How did the women’s-only platform officially come together?
The SoleSavy team is on a mission to revive the sneaker community, if you will, and they have always wanted to create space for women within that. It’s a common discourse within the sneaker community, that women want to be respected as members of it, and the way SoleSavy wanted to approach that was by intentionally dedicating energy towards that.

”Women need to have a space where they can feel safe to enjoy and learn about sneakers without men chiming in.”

What challenges do women face in the culture and why is it important for them to have an exclusive space in the sneaker community?
Women need to have a space where they can feel safe to enjoy and learn about sneakers without men chiming in. For some reason the criteria to like sneakers as a woman is much higher than it is to be a man, and it’s almost like you have to pass some sort of sneakerhead test. You can’t be too hype, but if you don’t like anything cool, that’s not good either. You can like sneakers and not know everything about them, and you can like whatever you like, no matter what your entry point into sneakers was.

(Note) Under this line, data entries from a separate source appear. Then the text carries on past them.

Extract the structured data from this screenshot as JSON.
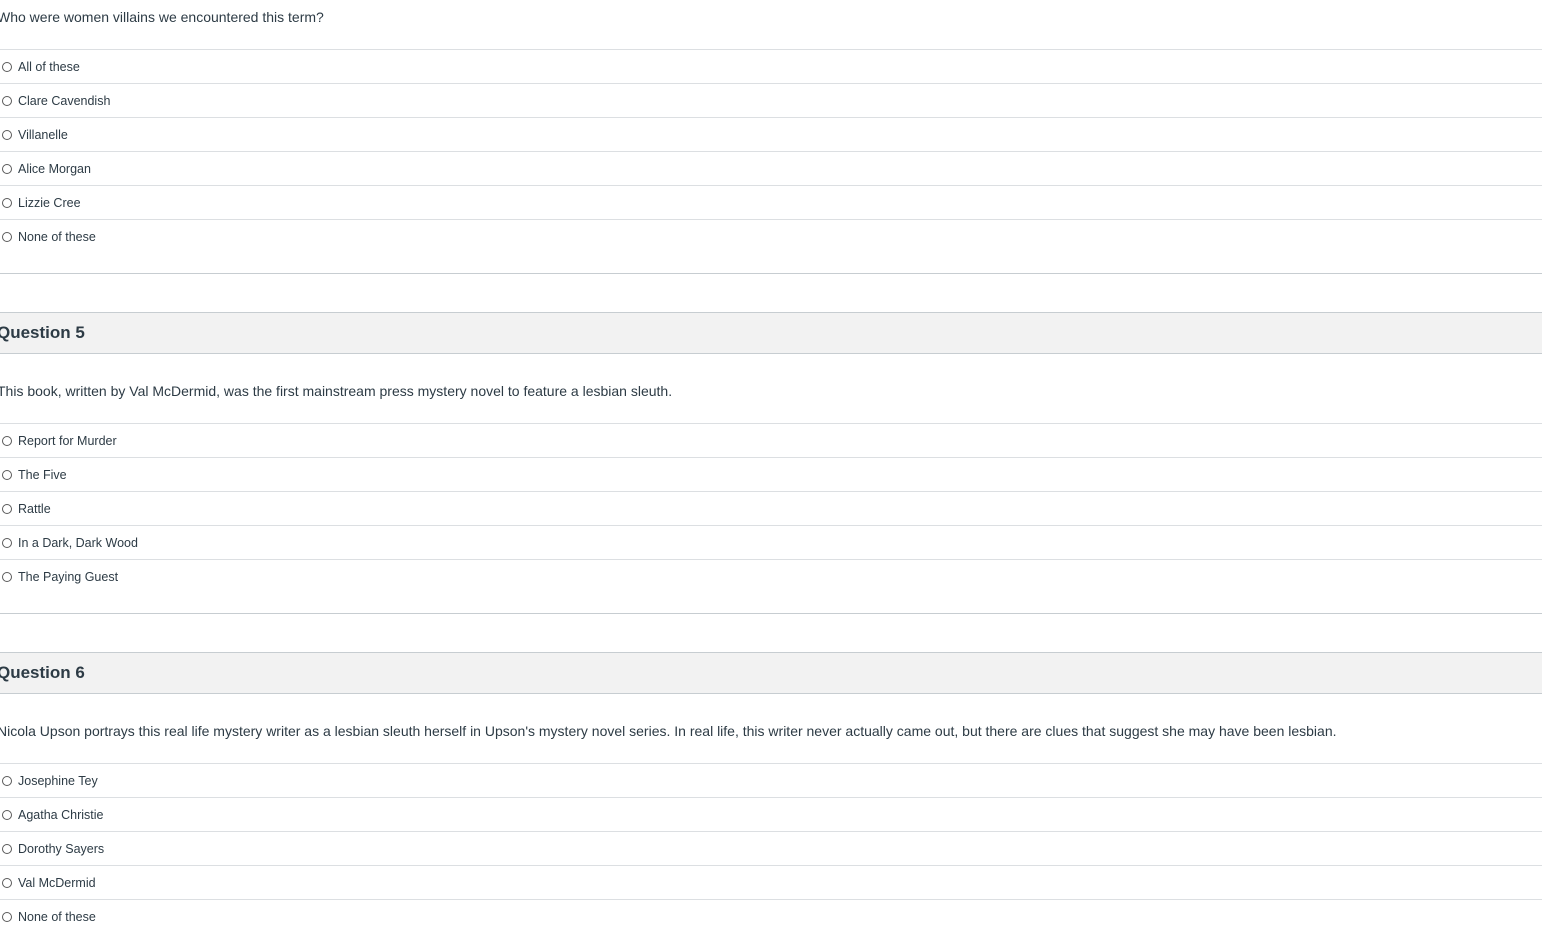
{
  "q4": {
    "text": "Who were women villains we encountered this term?",
    "answers": [
      "All of these",
      "Clare Cavendish",
      "Villanelle",
      "Alice Morgan",
      "Lizzie Cree",
      "None of these"
    ]
  },
  "q5": {
    "title": "Question 5",
    "text": "This book, written by Val McDermid, was the first mainstream press mystery novel to feature a lesbian sleuth.",
    "answers": [
      "Report for Murder",
      "The Five",
      "Rattle",
      "In a Dark, Dark Wood",
      "The Paying Guest"
    ]
  },
  "q6": {
    "title": "Question 6",
    "text": "Nicola Upson portrays this real life mystery writer as a lesbian sleuth herself in Upson's mystery novel series. In real life, this writer never actually came out, but there are clues that suggest she may have been lesbian.",
    "answers": [
      "Josephine Tey",
      "Agatha Christie",
      "Dorothy Sayers",
      "Val McDermid",
      "None of these"
    ]
  }
}
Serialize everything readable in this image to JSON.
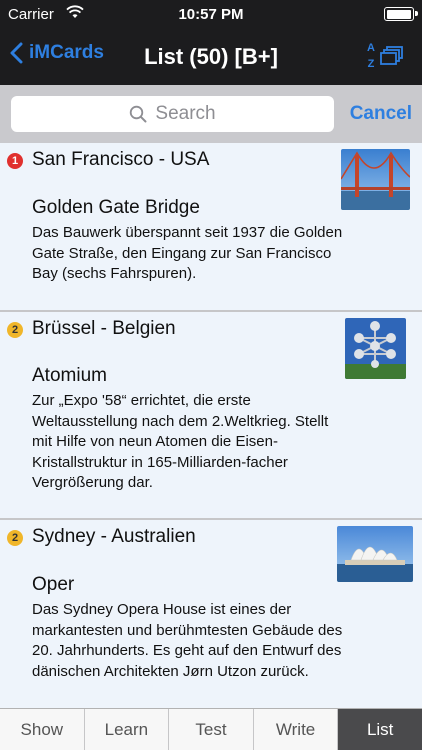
{
  "status": {
    "carrier": "Carrier",
    "time": "10:57 PM",
    "battery_level": 0.85
  },
  "nav": {
    "back_label": "iMCards",
    "title": "List (50) [B+]",
    "sort_icon": "az-sort-icon"
  },
  "search": {
    "placeholder": "Search",
    "cancel_label": "Cancel"
  },
  "cards": [
    {
      "badge": "1",
      "heading": "San Francisco - USA",
      "subtitle": "Golden Gate Bridge",
      "description": "Das Bauwerk überspannt seit 1937 die Golden Gate Straße, den Eingang zur San Francisco Bay (sechs Fahrspuren).",
      "image": "golden-gate-bridge-photo"
    },
    {
      "badge": "2",
      "heading": "Brüssel - Belgien",
      "subtitle": "Atomium",
      "description": "Zur „Expo '58“ errichtet, die erste Weltausstellung nach dem 2.Weltkrieg. Stellt mit Hilfe von neun Atomen die Eisen-Kristallstruktur in 165-Milliarden-facher Vergrößerung dar.",
      "image": "atomium-photo"
    },
    {
      "badge": "2",
      "heading": "Sydney - Australien",
      "subtitle": "Oper",
      "description": "Das Sydney Opera House ist eines der markantesten und berühmtesten Gebäude des 20. Jahrhunderts. Es geht auf den Entwurf des dänischen Architekten Jørn Utzon zurück.",
      "image": "sydney-opera-house-photo"
    }
  ],
  "tabs": [
    {
      "label": "Show"
    },
    {
      "label": "Learn"
    },
    {
      "label": "Test"
    },
    {
      "label": "Write"
    },
    {
      "label": "List",
      "active": true
    }
  ],
  "colors": {
    "accent": "#2e7fe0",
    "badge_red": "#e0302e",
    "badge_yellow": "#f0b62a",
    "card_bg": "#eef4fb"
  }
}
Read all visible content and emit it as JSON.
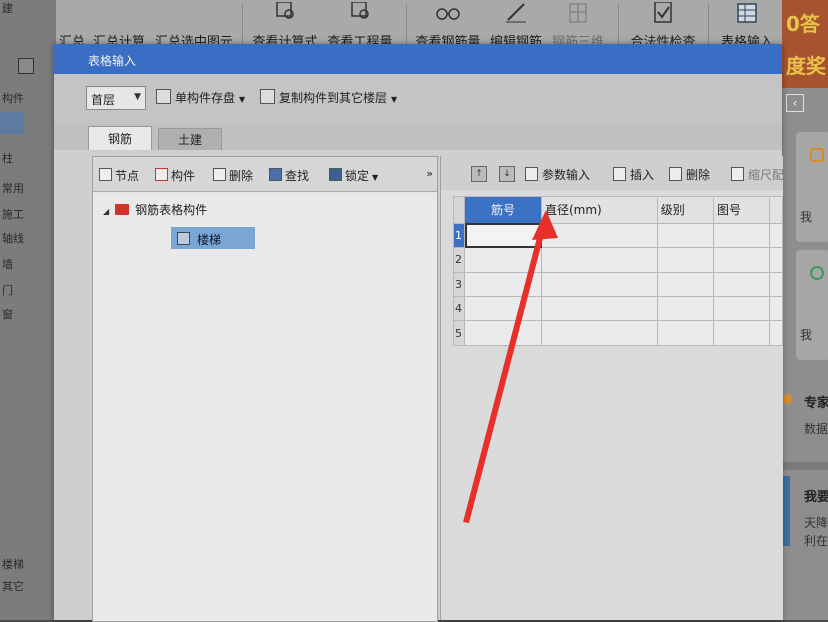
{
  "toolbar": {
    "items": [
      {
        "label": "汇总",
        "icon": "summary-icon"
      },
      {
        "label": "汇总计算",
        "icon": "calc-icon"
      },
      {
        "label": "汇总选中图元",
        "icon": "summary-selected-icon"
      },
      {
        "label": "查看计算式",
        "icon": "view-formula-icon"
      },
      {
        "label": "查看工程量",
        "icon": "view-quantity-icon"
      },
      {
        "label": "查看钢筋量",
        "icon": "glasses-icon"
      },
      {
        "label": "编辑钢筋",
        "icon": "pencil-icon"
      },
      {
        "label": "钢筋三维",
        "icon": "rebar-3d-icon"
      },
      {
        "label": "合法性检查",
        "icon": "check-icon"
      },
      {
        "label": "表格输入",
        "icon": "table-icon"
      }
    ]
  },
  "left_strip": {
    "items": [
      "建",
      "构件",
      "柱",
      "常用",
      "施工",
      "轴线",
      "墙",
      "门",
      "窗",
      "楼梯",
      "其它"
    ]
  },
  "right_strip": {
    "banner_line1": "0答",
    "banner_line2": "度奖",
    "card1_text": "我",
    "card2_text": "我",
    "expert_title": "专家",
    "expert_sub": "数据",
    "want_title": "我要",
    "want_line1": "天降",
    "want_line2": "利在"
  },
  "dialog": {
    "title": "表格输入",
    "floor": "首层",
    "save_component_label": "单构件存盘",
    "copy_component_label": "复制构件到其它楼层",
    "tabs": [
      {
        "label": "钢筋",
        "active": true
      },
      {
        "label": "土建",
        "active": false
      }
    ]
  },
  "tree_toolbar": {
    "node": "节点",
    "component": "构件",
    "delete": "删除",
    "find": "查找",
    "lock": "锁定",
    "more": "»"
  },
  "tree": {
    "root": "钢筋表格构件",
    "child": "楼梯"
  },
  "grid_toolbar": {
    "param_input": "参数输入",
    "insert": "插入",
    "delete": "删除",
    "scale": "缩尺配"
  },
  "grid": {
    "columns": [
      "筋号",
      "直径(mm)",
      "级别",
      "图号"
    ],
    "row_numbers": [
      "1",
      "2",
      "3",
      "4",
      "5"
    ]
  },
  "annotation": {
    "color": "#e8302a"
  }
}
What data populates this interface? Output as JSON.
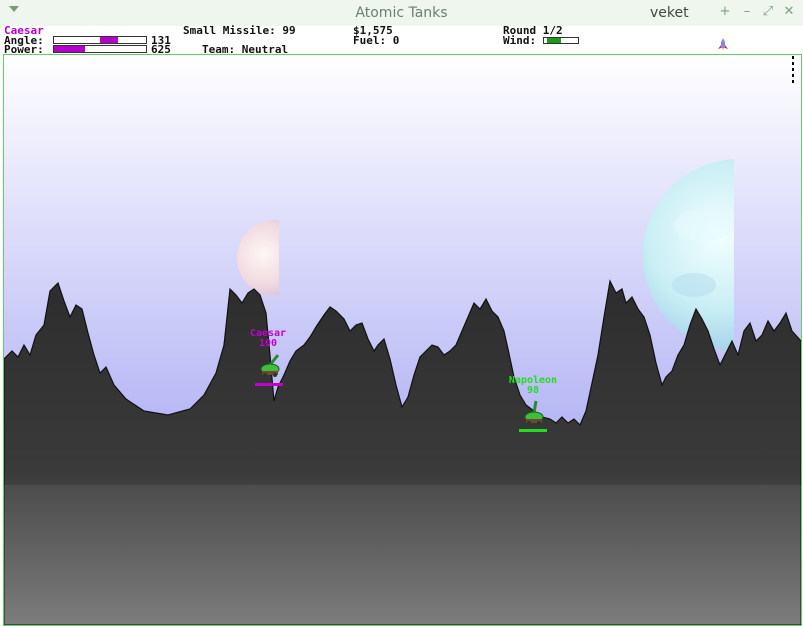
{
  "window": {
    "title": "Atomic Tanks",
    "user": "veket",
    "buttons": {
      "plus": "+",
      "minimize": "–",
      "maximize": "⤢",
      "close": "✕"
    }
  },
  "hud": {
    "player_name": "Caesar",
    "angle_label": "Angle:",
    "angle_value": "131",
    "power_label": "Power:",
    "power_value": "625",
    "weapon": "Small Missile: 99",
    "team": "Team: Neutral",
    "money": "$1,575",
    "fuel": "Fuel: 0",
    "round": "Round 1/2",
    "wind_label": "Wind:",
    "angle_bar_level": 0.5,
    "power_bar_level": 0.34,
    "player_color": "#b400c8"
  },
  "tanks": [
    {
      "name": "Caesar",
      "health": "100",
      "color": "#c000d0"
    },
    {
      "name": "Napoleon",
      "health": "98",
      "color": "#22dd22"
    }
  ],
  "colors": {
    "sky_top": "#ffffff",
    "sky_bottom": "#8f8ff0",
    "terrain_top": "#2a2a2a",
    "terrain_bottom": "#7a7a7a",
    "frame": "#5fd35f"
  }
}
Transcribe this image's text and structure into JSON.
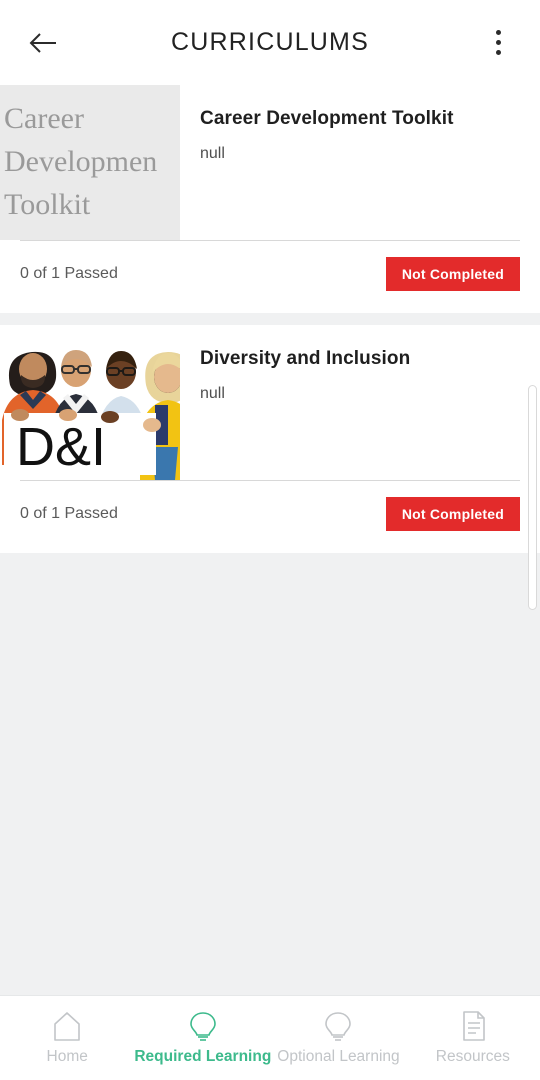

Why do you think women are so under-represented in the space?
This is all top-down. There aren’t enough women making decisions for women.

Can you talk a bit about how SoleSavy works and how the platform is regulated?
SoleSavy is a membership-based platform that provides sneakerheads with resources and strategies to purchase sneakers at retail. We offer Zoom training sessions and guides, along with dedicated sessions for big releases. There is an application process put in place to vet all applicants and ensure that no resellers make it into our platform. We also have a team of community leaders who are constantly monitoring all our channels to ensure that this remains a safe and positive community for our members to be a part of. To take this further, we have a separate channel for women to join so that they have special attention and resources from our team.

For women just entering the space, what advice would you give them?
Like what you like, and you’ll find your people. You don’t need to own a specific rotation of sneakers to consider yourself a part of this community.

In what ways can the sneaker community support women and more specifically WOC?
Amplify women. Teach women. Hire women. This is my personal goal with my role—to create opportunities for BIPOC women with the platform that I’ve been given. We want to give women the resources to put themselves in a position to win, and the thing is they simply don’t know how big they can dream in this space. I obviously can’t hire them all but I can help foster the next generation of women in the sneaker industry.

Specifically in Canada, who are some of the female leaders in sneaker culture?
I feel a little embarrassed that I don’t know more names, at least in Canada, but that’s what I hope to achieve with my role: amplify the women making a difference. Off the top of my head I immediately think of Abby Albino and Shelby Weaver of Makeway, the first stand-alone women’s-only boutique in the country, and one of few in North America.

If you had to take only three pairs of sneakers into the future for the rest of life, which sneakers would you bring?
I may never have a consistent answer for this. Today I’ll say, the Air Jordan 4 “White Cement,” an Air Max—probably 180, and the Air Jordan 1 “Chicago”.

Just kidding, that’s what I say almost every time.

What are some upcoming drops that need to be on women’s radar?
Definitely the Air Jordan 3 collaboration with A Ma Maniere—I have been so enamoured with the story behind the shoe and the way James Whitner’s team has executed the rollout to actually prioritize women to be able to purchase this sneaker. We actually interviewed him for our podcast earlier this week. And then, of course, the Aleali Mays (both releases were pushed back). Other than that, a lot of what I like is general release.